San Francisco It is unclear what the National Football League owners wanted to accomplish with their new rule about how to handle anthem protests. The players’ union is clear that this is a unilateral rule change without consultation or bargaining, which should mean that it is dead on arrival and violates labor law. Player protestors have been clear that they are not happy with the rule, and everyone is clear that nothing about the rule is a “compromise.” Editorials and sportswriters have been dismissive. The only happy customer might be President Trump, because this kind of stumblebum move is now a signature strut for him.
The actual rule seems to be that teams will be fined if players protest during the national anthem following Colin Kaepernick’s example two seasons ago. Players who want to protest can do so by not coming onto the field but staying in the locker room until after the show is over.
I’m not even sure why the owners think this will solve much of anything, even if the players were to agree to the rule. Commentators will be trying to suss out which players are injured, which are protesting, and what’s happening and comparing full rosters for every game to try and figure out what’s up. Some owners, notably with the San Francisco 49ers and the New York Jets, either abstained from the vote on this rule or in some cases have said they will pay the fines to let the players do what needs to be done. Most of the owners seem to have proven that they are empty suits no matter how rich their bank accounts, so this also guarantees that they will still hear no end of Trump tweets no matter what happens. Furthermore, they have proven that they can be bullied, which all of us know just means there will be more of the same about something or other.
What is impossible to reconcile for the owners is that the players are the game and what fans come to see. Most fans would not know most of the owners if they were standing next them in the same elevator. Conflating protests with patriotism was a preposterous play pushed by a very small number of whiners while most fans were standing up during the anthem just to get it over so the game could begin.
It’s just a matter of time before a team simply stays in the locker room en masse to make their point about racial disparity and police brutality, and then what will Trump and the owners do? Mark my words, this will happen sooner or later when the next young black man somewhere in America gets shot by the next cop for nothing.
Petaluma Two interesting meetings, one in San Jose and the other in the north bay city of Petaluma in Sonoma County brought the issues of immigrants, both documented and undocumented in California, into stark relief.
I tracked down Davin Cardenas, co-director of the North Bay Organizing Project, and lead organizer for their tenant organizing for many years. We knew Davin well from the Organizers’ Forum dialogue in Bolivia several years ago and keep in touch. My first concern was to find out how the coalition they had organized was doing in their efforts to rekindle a petition drive around rent control in Santa Rosa. They had narrowly lost last year at the ballot, but in the aftermath of the disastrous fire that raged through Sonoma County, the shortage of housing and high rents was an even greater issue, so they were in the middle of another signature drive to see if they could put the issue on the ballot again.

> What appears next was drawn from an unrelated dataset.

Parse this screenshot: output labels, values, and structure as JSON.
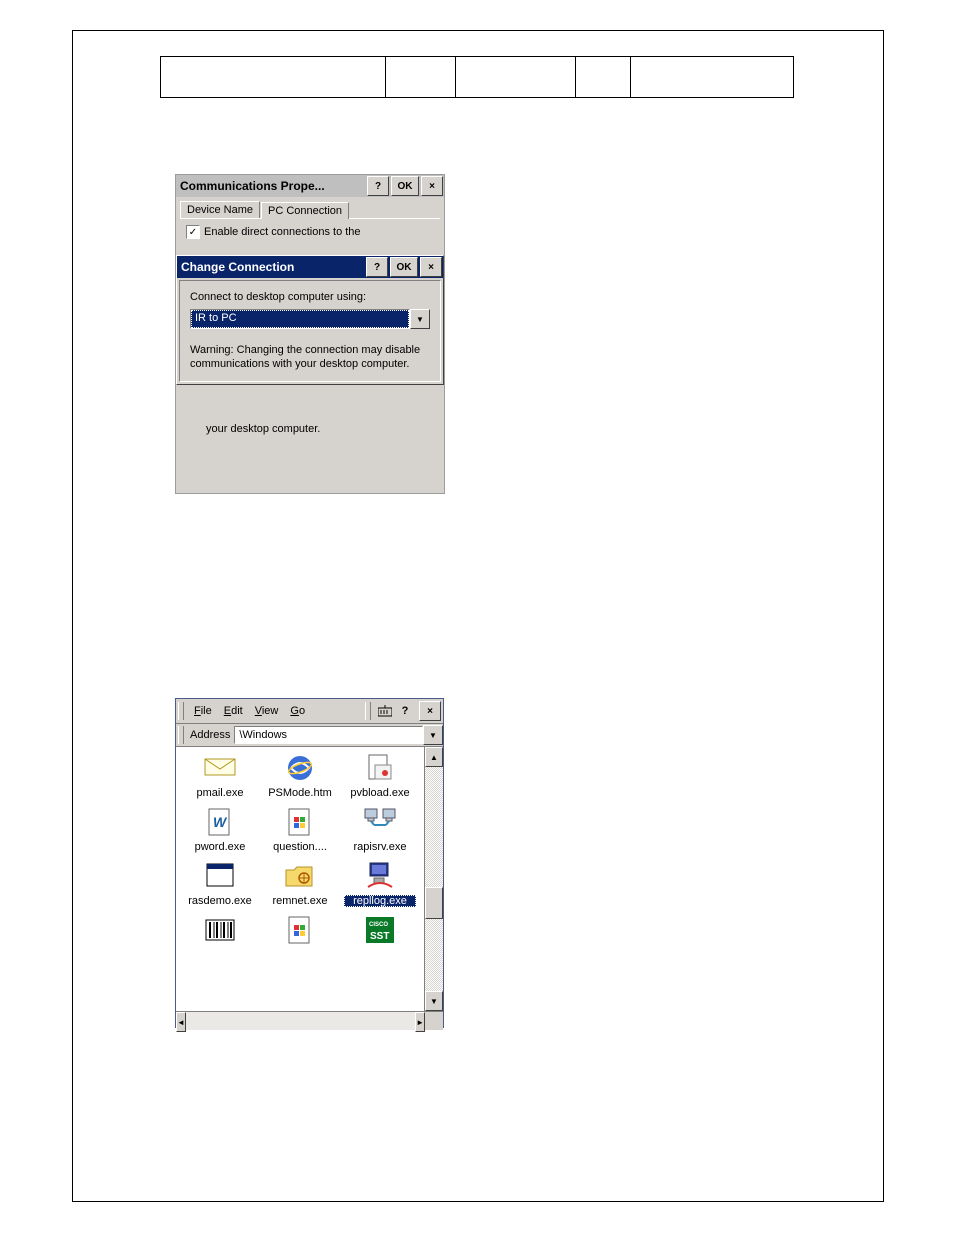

We’ll dive deeper into that discussion another time, but one of the interesting things Davin shared, especially given ACORN’s experience in the aftermath of Katrina, was their own efforts to organize support for undocumented workers and their families in the area after the fires. They organized something they called UndocuFund. The idea was simple. There are some 3000 undocumented workers in Santa Rosa and more in the county. Many of them lost work and housing in the fires, which displaced both rich and poor indiscriminately. The difference is that FEMA does not support undocumented immigrants, so the UndocuFund was designed to provide similar emergency cash support to fill the gap for these families. Davin said they hoped to raise a half-million, but they hit a cord and raised over $6 million, gaining a lot of attention. In the six months or so since the fire they have already given out more than two-thirds of the money and are getting ready to make an additional appeal since some of the same issues persist. Fires in the Santa Barbara area also triggered establishment of an UndocuFund in that area. This is a real unique organizing breakthrough!
Less encouraging was a meeting I had earlier in the day with an immigration lawyer based in San Jose who specializes in dealing with issues relating to immigrants from the Philippines. In his case load the issues were less about documents and more about other issues where predatory practices target immigrants. His other concern was for families caught in the crossfire of the government in the Philippines and its extra-judicial killings that are little more than masked vigilante activity triggered by concerns over drugs. At one level my friend was shocked at the amount of support some of these actions had among the Filipino community. At another level the organizing problem became how to offer support to people and institutions willing to stand up for justice and the rule of law.
The issues are daunting and effective strategies are illusive, but as Davin’s experience indicated, where organizers and organizations are close to the ground, feeling the pain, and moving with their base, they are coming up with creative approaches and responses.